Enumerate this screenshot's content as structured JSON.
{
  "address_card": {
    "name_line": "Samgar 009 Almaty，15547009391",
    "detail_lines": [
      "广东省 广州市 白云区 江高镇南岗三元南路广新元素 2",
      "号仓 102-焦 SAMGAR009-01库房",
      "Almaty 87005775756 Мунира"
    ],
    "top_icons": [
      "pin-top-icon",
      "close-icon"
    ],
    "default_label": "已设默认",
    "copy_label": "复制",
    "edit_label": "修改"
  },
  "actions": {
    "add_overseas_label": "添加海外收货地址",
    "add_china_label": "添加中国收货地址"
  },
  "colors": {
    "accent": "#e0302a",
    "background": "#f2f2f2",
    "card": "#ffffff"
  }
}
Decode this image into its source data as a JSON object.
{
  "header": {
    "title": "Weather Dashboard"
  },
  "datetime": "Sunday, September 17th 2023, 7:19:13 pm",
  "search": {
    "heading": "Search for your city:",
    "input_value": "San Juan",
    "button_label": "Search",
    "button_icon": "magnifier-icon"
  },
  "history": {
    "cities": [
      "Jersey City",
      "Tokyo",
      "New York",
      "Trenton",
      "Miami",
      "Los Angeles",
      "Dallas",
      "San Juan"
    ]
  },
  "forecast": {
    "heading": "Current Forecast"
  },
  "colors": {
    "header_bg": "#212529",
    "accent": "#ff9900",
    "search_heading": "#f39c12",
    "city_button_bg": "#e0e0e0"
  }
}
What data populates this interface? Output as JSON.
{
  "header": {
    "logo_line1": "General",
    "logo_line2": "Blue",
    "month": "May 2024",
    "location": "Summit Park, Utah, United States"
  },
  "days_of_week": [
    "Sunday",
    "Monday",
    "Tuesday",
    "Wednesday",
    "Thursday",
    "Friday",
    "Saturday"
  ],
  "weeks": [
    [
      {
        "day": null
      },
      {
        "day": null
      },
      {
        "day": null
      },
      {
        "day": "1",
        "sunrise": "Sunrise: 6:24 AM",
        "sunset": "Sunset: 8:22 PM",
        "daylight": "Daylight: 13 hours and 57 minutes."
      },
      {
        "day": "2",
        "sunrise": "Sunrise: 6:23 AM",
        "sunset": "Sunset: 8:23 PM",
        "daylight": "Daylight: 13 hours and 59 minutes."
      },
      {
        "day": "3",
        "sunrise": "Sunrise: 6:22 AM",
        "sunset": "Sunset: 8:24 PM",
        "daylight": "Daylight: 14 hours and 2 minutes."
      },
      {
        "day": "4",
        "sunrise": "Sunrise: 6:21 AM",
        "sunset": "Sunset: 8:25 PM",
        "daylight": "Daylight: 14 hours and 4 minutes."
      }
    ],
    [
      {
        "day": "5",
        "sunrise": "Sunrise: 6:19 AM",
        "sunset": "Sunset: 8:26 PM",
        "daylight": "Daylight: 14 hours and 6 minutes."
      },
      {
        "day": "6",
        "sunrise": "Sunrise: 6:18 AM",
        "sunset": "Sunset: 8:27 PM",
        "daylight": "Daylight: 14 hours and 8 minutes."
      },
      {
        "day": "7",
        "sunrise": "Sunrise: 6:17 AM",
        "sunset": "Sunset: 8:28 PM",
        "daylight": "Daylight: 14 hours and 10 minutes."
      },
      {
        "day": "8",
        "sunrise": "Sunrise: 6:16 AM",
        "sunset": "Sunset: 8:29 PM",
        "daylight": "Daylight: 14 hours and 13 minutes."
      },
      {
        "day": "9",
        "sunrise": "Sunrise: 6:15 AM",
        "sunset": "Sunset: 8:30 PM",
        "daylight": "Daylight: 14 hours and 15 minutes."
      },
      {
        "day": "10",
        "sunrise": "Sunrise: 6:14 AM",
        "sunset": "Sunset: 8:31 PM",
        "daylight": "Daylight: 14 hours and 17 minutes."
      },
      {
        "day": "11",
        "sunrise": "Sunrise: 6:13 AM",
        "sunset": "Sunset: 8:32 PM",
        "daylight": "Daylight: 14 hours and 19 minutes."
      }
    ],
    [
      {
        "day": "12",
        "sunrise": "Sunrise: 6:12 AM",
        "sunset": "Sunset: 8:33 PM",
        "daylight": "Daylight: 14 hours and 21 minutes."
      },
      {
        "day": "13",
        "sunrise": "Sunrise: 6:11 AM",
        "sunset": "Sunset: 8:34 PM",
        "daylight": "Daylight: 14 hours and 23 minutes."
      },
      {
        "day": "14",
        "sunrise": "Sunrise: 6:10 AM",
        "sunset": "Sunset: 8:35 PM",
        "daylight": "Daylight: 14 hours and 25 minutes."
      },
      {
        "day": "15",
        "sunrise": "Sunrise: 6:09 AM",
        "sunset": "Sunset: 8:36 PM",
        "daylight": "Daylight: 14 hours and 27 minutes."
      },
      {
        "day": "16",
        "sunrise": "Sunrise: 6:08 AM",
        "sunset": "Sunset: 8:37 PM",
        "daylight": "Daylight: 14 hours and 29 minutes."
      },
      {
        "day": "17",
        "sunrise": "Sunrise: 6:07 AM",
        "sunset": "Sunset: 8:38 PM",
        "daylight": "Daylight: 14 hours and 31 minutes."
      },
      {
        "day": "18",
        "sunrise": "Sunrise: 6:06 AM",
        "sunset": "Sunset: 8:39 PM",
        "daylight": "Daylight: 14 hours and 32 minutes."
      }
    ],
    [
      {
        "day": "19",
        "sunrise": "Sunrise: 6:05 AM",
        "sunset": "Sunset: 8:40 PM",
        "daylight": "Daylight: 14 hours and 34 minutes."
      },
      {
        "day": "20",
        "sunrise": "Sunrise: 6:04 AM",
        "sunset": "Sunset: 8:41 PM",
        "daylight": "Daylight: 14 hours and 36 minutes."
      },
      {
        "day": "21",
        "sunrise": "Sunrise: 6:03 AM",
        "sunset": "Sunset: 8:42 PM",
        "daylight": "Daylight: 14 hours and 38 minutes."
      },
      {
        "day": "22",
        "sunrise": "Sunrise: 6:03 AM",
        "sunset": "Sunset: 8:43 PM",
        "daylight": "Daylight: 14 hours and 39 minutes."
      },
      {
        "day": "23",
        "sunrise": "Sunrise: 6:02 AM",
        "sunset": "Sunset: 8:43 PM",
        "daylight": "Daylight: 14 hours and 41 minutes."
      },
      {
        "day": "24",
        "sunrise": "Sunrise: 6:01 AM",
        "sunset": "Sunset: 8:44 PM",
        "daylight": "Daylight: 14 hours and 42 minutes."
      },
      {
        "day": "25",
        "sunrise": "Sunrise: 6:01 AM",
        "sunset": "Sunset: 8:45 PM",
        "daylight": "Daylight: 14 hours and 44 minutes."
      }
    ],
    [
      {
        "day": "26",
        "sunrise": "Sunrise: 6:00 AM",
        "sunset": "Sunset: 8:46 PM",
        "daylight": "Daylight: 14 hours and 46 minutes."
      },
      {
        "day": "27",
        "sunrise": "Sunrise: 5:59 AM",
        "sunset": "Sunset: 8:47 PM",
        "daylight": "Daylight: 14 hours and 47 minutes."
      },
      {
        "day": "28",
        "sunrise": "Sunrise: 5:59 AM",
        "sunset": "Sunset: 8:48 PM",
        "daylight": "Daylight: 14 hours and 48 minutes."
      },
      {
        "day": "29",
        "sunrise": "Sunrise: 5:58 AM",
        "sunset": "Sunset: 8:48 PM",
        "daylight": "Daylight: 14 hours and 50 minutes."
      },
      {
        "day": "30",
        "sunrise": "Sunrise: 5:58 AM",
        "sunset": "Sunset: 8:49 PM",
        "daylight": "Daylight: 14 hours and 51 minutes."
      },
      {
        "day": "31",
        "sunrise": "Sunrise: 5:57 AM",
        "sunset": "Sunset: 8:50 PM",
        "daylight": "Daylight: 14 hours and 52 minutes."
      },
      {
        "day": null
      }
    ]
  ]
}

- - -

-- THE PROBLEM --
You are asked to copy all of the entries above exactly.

-- TASK ANSWER --
Enumerate this screenshot's content as structured JSON.
{
  "address_card": {
    "name_line": "Samgar 009 Almaty，15547009391",
    "detail_lines": [
      "广东省 广州市 白云区 江高镇南岗三元南路广新元素 2",
      "号仓 102-焦 SAMGAR009-01库房",
      "Almaty 87005775756 Мунира"
    ],
    "top_icons": [
      "pin-top-icon",
      "close-icon"
    ],
    "default_label": "已设默认",
    "copy_label": "复制",
    "edit_label": "修改"
  },
  "actions": {
    "add_overseas_label": "添加海外收货地址",
    "add_china_label": "添加中国收货地址"
  },
  "colors": {
    "accent": "#e0302a",
    "background": "#f2f2f2",
    "card": "#ffffff"
  }
}
Decode this image into its source data as a JSON object.
{
  "header": {
    "title": "Weather Dashboard"
  },
  "datetime": "Sunday, September 17th 2023, 7:19:13 pm",
  "search": {
    "heading": "Search for your city:",
    "input_value": "San Juan",
    "button_label": "Search",
    "button_icon": "magnifier-icon"
  },
  "history": {
    "cities": [
      "Jersey City",
      "Tokyo",
      "New York",
      "Trenton",
      "Miami",
      "Los Angeles",
      "Dallas",
      "San Juan"
    ]
  },
  "forecast": {
    "heading": "Current Forecast"
  },
  "colors": {
    "header_bg": "#212529",
    "accent": "#ff9900",
    "search_heading": "#f39c12",
    "city_button_bg": "#e0e0e0"
  }
}
What data populates this interface? Output as JSON.
{
  "header": {
    "logo_line1": "General",
    "logo_line2": "Blue",
    "month": "May 2024",
    "location": "Summit Park, Utah, United States"
  },
  "days_of_week": [
    "Sunday",
    "Monday",
    "Tuesday",
    "Wednesday",
    "Thursday",
    "Friday",
    "Saturday"
  ],
  "weeks": [
    [
      {
        "day": null
      },
      {
        "day": null
      },
      {
        "day": null
      },
      {
        "day": "1",
        "sunrise": "Sunrise: 6:24 AM",
        "sunset": "Sunset: 8:22 PM",
        "daylight": "Daylight: 13 hours and 57 minutes."
      },
      {
        "day": "2",
        "sunrise": "Sunrise: 6:23 AM",
        "sunset": "Sunset: 8:23 PM",
        "daylight": "Daylight: 13 hours and 59 minutes."
      },
      {
        "day": "3",
        "sunrise": "Sunrise: 6:22 AM",
        "sunset": "Sunset: 8:24 PM",
        "daylight": "Daylight: 14 hours and 2 minutes."
      },
      {
        "day": "4",
        "sunrise": "Sunrise: 6:21 AM",
        "sunset": "Sunset: 8:25 PM",
        "daylight": "Daylight: 14 hours and 4 minutes."
      }
    ],
    [
      {
        "day": "5",
        "sunrise": "Sunrise: 6:19 AM",
        "sunset": "Sunset: 8:26 PM",
        "daylight": "Daylight: 14 hours and 6 minutes."
      },
      {
        "day": "6",
        "sunrise": "Sunrise: 6:18 AM",
        "sunset": "Sunset: 8:27 PM",
        "daylight": "Daylight: 14 hours and 8 minutes."
      },
      {
        "day": "7",
        "sunrise": "Sunrise: 6:17 AM",
        "sunset": "Sunset: 8:28 PM",
        "daylight": "Daylight: 14 hours and 10 minutes."
      },
      {
        "day": "8",
        "sunrise": "Sunrise: 6:16 AM",
        "sunset": "Sunset: 8:29 PM",
        "daylight": "Daylight: 14 hours and 13 minutes."
      },
      {
        "day": "9",
        "sunrise": "Sunrise: 6:15 AM",
        "sunset": "Sunset: 8:30 PM",
        "daylight": "Daylight: 14 hours and 15 minutes."
      },
      {
        "day": "10",
        "sunrise": "Sunrise: 6:14 AM",
        "sunset": "Sunset: 8:31 PM",
        "daylight": "Daylight: 14 hours and 17 minutes."
      },
      {
        "day": "11",
        "sunrise": "Sunrise: 6:13 AM",
        "sunset": "Sunset: 8:32 PM",
        "daylight": "Daylight: 14 hours and 19 minutes."
      }
    ],
    [
      {
        "day": "12",
        "sunrise": "Sunrise: 6:12 AM",
        "sunset": "Sunset: 8:33 PM",
        "daylight": "Daylight: 14 hours and 21 minutes."
      },
      {
        "day": "13",
        "sunrise": "Sunrise: 6:11 AM",
        "sunset": "Sunset: 8:34 PM",
        "daylight": "Daylight: 14 hours and 23 minutes."
      },
      {
        "day": "14",
        "sunrise": "Sunrise: 6:10 AM",
        "sunset": "Sunset: 8:35 PM",
        "daylight": "Daylight: 14 hours and 25 minutes."
      },
      {
        "day": "15",
        "sunrise": "Sunrise: 6:09 AM",
        "sunset": "Sunset: 8:36 PM",
        "daylight": "Daylight: 14 hours and 27 minutes."
      },
      {
        "day": "16",
        "sunrise": "Sunrise: 6:08 AM",
        "sunset": "Sunset: 8:37 PM",
        "daylight": "Daylight: 14 hours and 29 minutes."
      },
      {
        "day": "17",
        "sunrise": "Sunrise: 6:07 AM",
        "sunset": "Sunset: 8:38 PM",
        "daylight": "Daylight: 14 hours and 31 minutes."
      },
      {
        "day": "18",
        "sunrise": "Sunrise: 6:06 AM",
        "sunset": "Sunset: 8:39 PM",
        "daylight": "Daylight: 14 hours and 32 minutes."
      }
    ],
    [
      {
        "day": "19",
        "sunrise": "Sunrise: 6:05 AM",
        "sunset": "Sunset: 8:40 PM",
        "daylight": "Daylight: 14 hours and 34 minutes."
      },
      {
        "day": "20",
        "sunrise": "Sunrise: 6:04 AM",
        "sunset": "Sunset: 8:41 PM",
        "daylight": "Daylight: 14 hours and 36 minutes."
      },
      {
        "day": "21",
        "sunrise": "Sunrise: 6:03 AM",
        "sunset": "Sunset: 8:42 PM",
        "daylight": "Daylight: 14 hours and 38 minutes."
      },
      {
        "day": "22",
        "sunrise": "Sunrise: 6:03 AM",
        "sunset": "Sunset: 8:43 PM",
        "daylight": "Daylight: 14 hours and 39 minutes."
      },
      {
        "day": "23",
        "sunrise": "Sunrise: 6:02 AM",
        "sunset": "Sunset: 8:43 PM",
        "daylight": "Daylight: 14 hours and 41 minutes."
      },
      {
        "day": "24",
        "sunrise": "Sunrise: 6:01 AM",
        "sunset": "Sunset: 8:44 PM",
        "daylight": "Daylight: 14 hours and 42 minutes."
      },
      {
        "day": "25",
        "sunrise": "Sunrise: 6:01 AM",
        "sunset": "Sunset: 8:45 PM",
        "daylight": "Daylight: 14 hours and 44 minutes."
      }
    ],
    [
      {
        "day": "26",
        "sunrise": "Sunrise: 6:00 AM",
        "sunset": "Sunset: 8:46 PM",
        "daylight": "Daylight: 14 hours and 46 minutes."
      },
      {
        "day": "27",
        "sunrise": "Sunrise: 5:59 AM",
        "sunset": "Sunset: 8:47 PM",
        "daylight": "Daylight: 14 hours and 47 minutes."
      },
      {
        "day": "28",
        "sunrise": "Sunrise: 5:59 AM",
        "sunset": "Sunset: 8:48 PM",
        "daylight": "Daylight: 14 hours and 48 minutes."
      },
      {
        "day": "29",
        "sunrise": "Sunrise: 5:58 AM",
        "sunset": "Sunset: 8:48 PM",
        "daylight": "Daylight: 14 hours and 50 minutes."
      },
      {
        "day": "30",
        "sunrise": "Sunrise: 5:58 AM",
        "sunset": "Sunset: 8:49 PM",
        "daylight": "Daylight: 14 hours and 51 minutes."
      },
      {
        "day": "31",
        "sunrise": "Sunrise: 5:57 AM",
        "sunset": "Sunset: 8:50 PM",
        "daylight": "Daylight: 14 hours and 52 minutes."
      },
      {
        "day": null
      }
    ]
  ]
}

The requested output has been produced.